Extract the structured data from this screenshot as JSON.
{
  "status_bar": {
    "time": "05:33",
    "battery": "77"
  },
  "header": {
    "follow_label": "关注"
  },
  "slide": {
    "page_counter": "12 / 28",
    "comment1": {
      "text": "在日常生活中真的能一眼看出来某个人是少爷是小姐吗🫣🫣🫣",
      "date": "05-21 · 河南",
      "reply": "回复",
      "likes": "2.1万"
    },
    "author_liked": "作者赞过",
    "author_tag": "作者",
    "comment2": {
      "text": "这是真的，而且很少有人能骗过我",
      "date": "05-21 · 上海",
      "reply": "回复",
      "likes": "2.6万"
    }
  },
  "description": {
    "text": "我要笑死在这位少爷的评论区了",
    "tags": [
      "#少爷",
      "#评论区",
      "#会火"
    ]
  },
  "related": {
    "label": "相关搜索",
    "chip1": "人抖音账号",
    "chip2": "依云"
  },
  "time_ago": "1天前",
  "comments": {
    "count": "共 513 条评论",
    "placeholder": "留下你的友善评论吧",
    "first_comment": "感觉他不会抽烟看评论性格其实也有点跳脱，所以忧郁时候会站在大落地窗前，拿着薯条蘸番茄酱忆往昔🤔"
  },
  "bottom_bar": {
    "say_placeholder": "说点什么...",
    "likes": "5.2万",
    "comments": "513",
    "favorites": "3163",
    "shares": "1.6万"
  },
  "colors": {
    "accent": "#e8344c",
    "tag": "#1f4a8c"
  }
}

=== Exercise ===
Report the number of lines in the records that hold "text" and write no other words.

=== The answer ===
3